Attorney General William Barr shut down Sen. Dianne Feinstein (D-CA) on Wednesday during a Senate Judiciary Committee hearing on Special Counsel Robert Mueller’s Russia investigation after Feinstein tried to suggest that President Donald Trump committed an obstruction of justice offense.
“Mr. Attorney General, the special counsel’s report describes how the president directed White House Counsel Don McGahn to fire Special Counsel Mueller and later told McGahn to write a letter ‘for our records’ stating that the president had not ordered him to fire Mueller,” Feinstein began. “The report also recounts how the president made repeated efforts to get McGahn to change his story. Knowing that McGahn believed that the president’s version of events was false, the special counsel found ‘substantial evidence’ that the president tried to change McGahn’s account in order to prevent further scrutiny of the president towards the investigation.”
“Special counsel also found that McGahn is a credible witness with no motive to lie or exaggerate, given the position he held in the White House,” Feinstein continued. “Here’s the question: Does existing law prohibit efforts to get a witness to lie to say something the witness believes is false?”
“Yes, lie to the government, yes,” Barr responded.
“And what law is that?
“Obstruction statutes,” Barr responded.

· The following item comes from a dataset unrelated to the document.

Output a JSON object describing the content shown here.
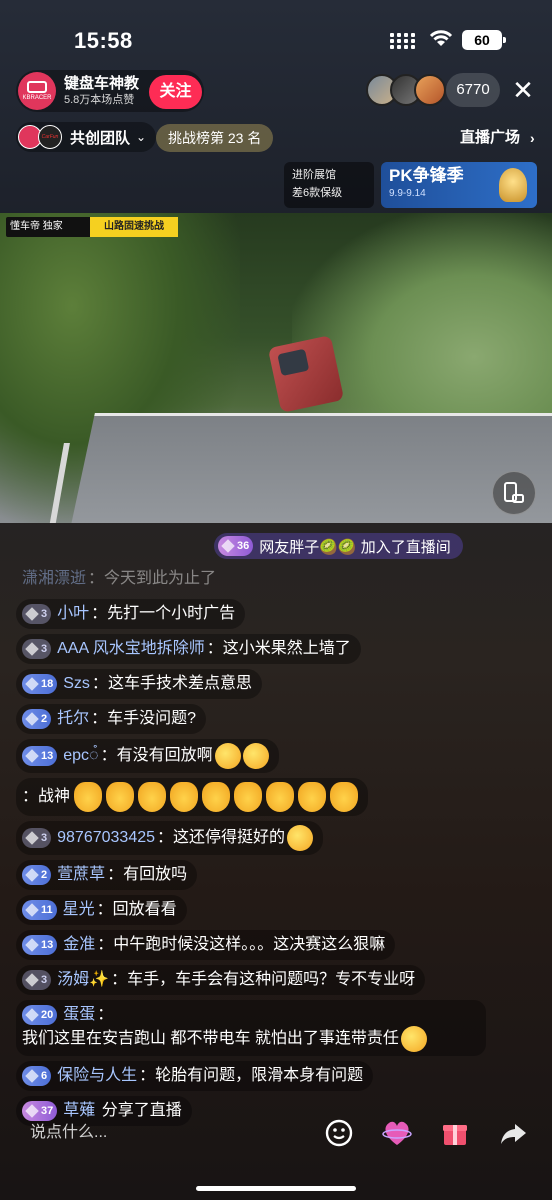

Feinstein then said that what Trump did “in effect constitute[d] obstruction,” adding that she was “specifically” noting that “the special counsel in his report found substantial evidence that the president tried to change McGahn’s account in order to prevent and this is a quote further scrutiny of the president toward the investigation.”
“We felt that … the government would not be able to establish obstruction, if you go back and you if you look at the episode where the president gave McGann an instruction, McGahn’s version of that is quite clear and each time he gave it which is that the instruction said go to Rosenstein, raise the issue of conflict of interest, and Mueller has to go because of this conflict of interest,” Barr responded. “So there’s no question that whatever instruction was giving McGahn had to do with Mueller’s conflict of interest.”

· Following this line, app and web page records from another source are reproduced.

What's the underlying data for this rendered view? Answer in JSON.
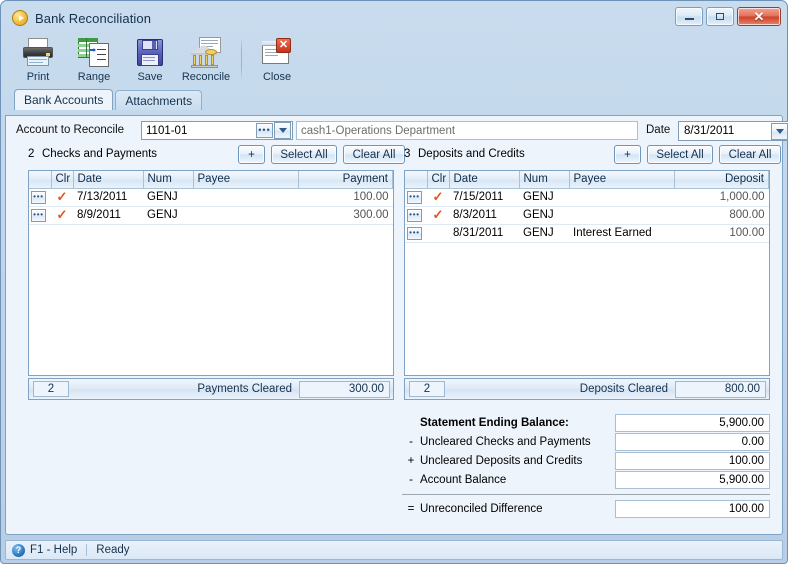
{
  "window": {
    "title": "Bank Reconciliation",
    "app_icon": "app-play-icon",
    "minimize_label": "Minimize",
    "maximize_label": "Maximize",
    "close_label": "Close"
  },
  "toolbar": {
    "items": [
      {
        "label": "Print",
        "icon": "printer-icon"
      },
      {
        "label": "Range",
        "icon": "range-grid-icon"
      },
      {
        "label": "Save",
        "icon": "floppy-disk-icon"
      },
      {
        "label": "Reconcile",
        "icon": "bank-building-icon"
      },
      {
        "label": "Close",
        "icon": "close-window-icon"
      }
    ]
  },
  "tabs": [
    {
      "label": "Bank Accounts",
      "active": true
    },
    {
      "label": "Attachments",
      "active": false
    }
  ],
  "account_row": {
    "account_label": "Account to Reconcile",
    "account_value": "1101-01",
    "account_ellipsis": "•••",
    "account_name": "cash1-Operations Department",
    "date_label": "Date",
    "date_value": "8/31/2011"
  },
  "left_panel": {
    "count": "2",
    "title": "Checks and Payments",
    "add_label": "+",
    "select_all_label": "Select All",
    "clear_all_label": "Clear All",
    "columns": [
      "",
      "Clr",
      "Date",
      "Num",
      "Payee",
      "Payment"
    ],
    "rows": [
      {
        "menu": "•••",
        "cleared": true,
        "date": "7/13/2011",
        "num": "GENJ",
        "payee": "",
        "amount": "100.00"
      },
      {
        "menu": "•••",
        "cleared": true,
        "date": "8/9/2011",
        "num": "GENJ",
        "payee": "",
        "amount": "300.00"
      }
    ],
    "footer_count": "2",
    "footer_label": "Payments Cleared",
    "footer_value": "300.00"
  },
  "right_panel": {
    "count": "3",
    "title": "Deposits and Credits",
    "add_label": "+",
    "select_all_label": "Select All",
    "clear_all_label": "Clear All",
    "columns": [
      "",
      "Clr",
      "Date",
      "Num",
      "Payee",
      "Deposit"
    ],
    "rows": [
      {
        "menu": "•••",
        "cleared": true,
        "date": "7/15/2011",
        "num": "GENJ",
        "payee": "",
        "amount": "1,000.00"
      },
      {
        "menu": "•••",
        "cleared": true,
        "date": "8/3/2011",
        "num": "GENJ",
        "payee": "",
        "amount": "800.00"
      },
      {
        "menu": "•••",
        "cleared": false,
        "date": "8/31/2011",
        "num": "GENJ",
        "payee": "Interest Earned",
        "amount": "100.00"
      }
    ],
    "footer_count": "2",
    "footer_label": "Deposits Cleared",
    "footer_value": "800.00"
  },
  "summary": {
    "rows": [
      {
        "sign": "",
        "label": "Statement Ending Balance:",
        "value": "5,900.00",
        "strong": true
      },
      {
        "sign": "-",
        "label": "Uncleared Checks and Payments",
        "value": "0.00",
        "strong": false
      },
      {
        "sign": "+",
        "label": "Uncleared Deposits and Credits",
        "value": "100.00",
        "strong": false
      },
      {
        "sign": "-",
        "label": "Account Balance",
        "value": "5,900.00",
        "strong": false
      }
    ],
    "total": {
      "sign": "=",
      "label": "Unreconciled Difference",
      "value": "100.00"
    }
  },
  "statusbar": {
    "help_icon": "help-circle-icon",
    "help_label": "F1 - Help",
    "status": "Ready"
  },
  "colors": {
    "accent": "#7fa3c4",
    "panel_bg": "#eef4fb",
    "frame_bg": "#bfd5ea",
    "check_mark": "#e2541d",
    "close_red": "#cd4228"
  }
}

“Now, the president later said that what he meant was that the conflict of interest should be raised with Rosenstein, but the decision should be left with Rosenstein,” Barr continued. “On the other end of the spectrum, it appears that McGahn felt it was more directive and that the president was essentially saying push Rosenstein to invoke a conflict of interest to push Mueller out. Wherever it fell on that spectrum of interest, The New York Times’ story was very different. The New York Times’ story said flat-out that the president directed the firing of Muller, he told McGahn to ‘fire Mueller.'”

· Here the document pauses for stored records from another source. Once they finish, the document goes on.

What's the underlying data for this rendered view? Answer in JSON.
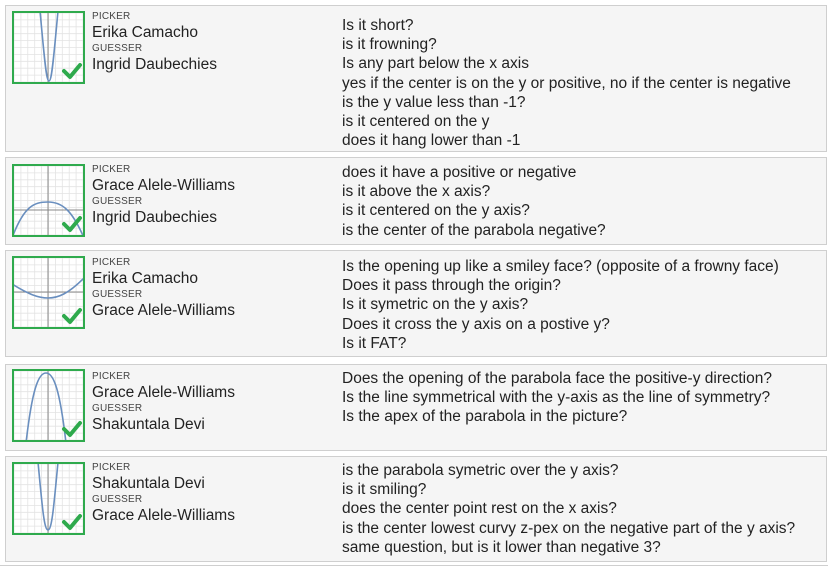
{
  "labels": {
    "picker": "PICKER",
    "guesser": "GUESSER"
  },
  "colors": {
    "check_green": "#2faa4d",
    "curve_blue": "#6a8fbf",
    "grid": "#e3e3e3"
  },
  "rounds": [
    {
      "picker": "Erika Camacho",
      "guesser": "Ingrid Daubechies",
      "correct": true,
      "questions": [
        "Is it short?",
        "is it frowning?",
        "Is any part below the x axis",
        "yes if the center is on the y or positive, no if the center is negative",
        "is the y value less than -1?",
        "is it centered on the y",
        "does it hang lower than -1"
      ]
    },
    {
      "picker": "Grace Alele-Williams",
      "guesser": "Ingrid Daubechies",
      "correct": true,
      "questions": [
        "does it have a positive or negative",
        "is it above the x axis?",
        "is it centered on the y axis?",
        "is the center of the parabola negative?"
      ]
    },
    {
      "picker": "Erika Camacho",
      "guesser": "Grace Alele-Williams",
      "correct": true,
      "questions": [
        "Is the opening up like a smiley face? (opposite of a frowny face)",
        "Does it pass through the origin?",
        "Is it symetric on the y axis?",
        "Does it cross the y axis on a postive y?",
        "Is it FAT?"
      ]
    },
    {
      "picker": "Grace Alele-Williams",
      "guesser": "Shakuntala Devi",
      "correct": true,
      "questions": [
        "Does the opening of the parabola face the positive-y direction?",
        "Is the line symmetrical with the y-axis as the line of symmetry?",
        "Is the apex of the parabola in the picture?"
      ]
    },
    {
      "picker": "Shakuntala Devi",
      "guesser": "Grace Alele-Williams",
      "correct": true,
      "questions": [
        "is the parabola symetric over the y axis?",
        "is it smiling?",
        "does the center point rest on the x axis?",
        "is the center lowest curvy z-pex on the negative part of the y axis?",
        "same question, but is it lower than negative 3?"
      ]
    }
  ]
}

Barr then explained the critical difference between firing the special counsel and having the special counsel replaced due to conflicts of interest.
“Now there’s something very different between firing a special counsel outright, which suggests ending the investigation, and having a special counsel removed for conflict, which suggests that you’re going to have another special counsel,” Barr said. “So the fact is, that even under McGahn’s, and then as the report says and recognizes there is evidence the president truly felt that The Times’ article was inaccurate and he wanted McGahn to correct it. So, we believe that it would be impossible for the government to establish beyond a reasonable doubt that the president understood that he was instructing McGahn and to say something false because it wasn’t necessarily false.”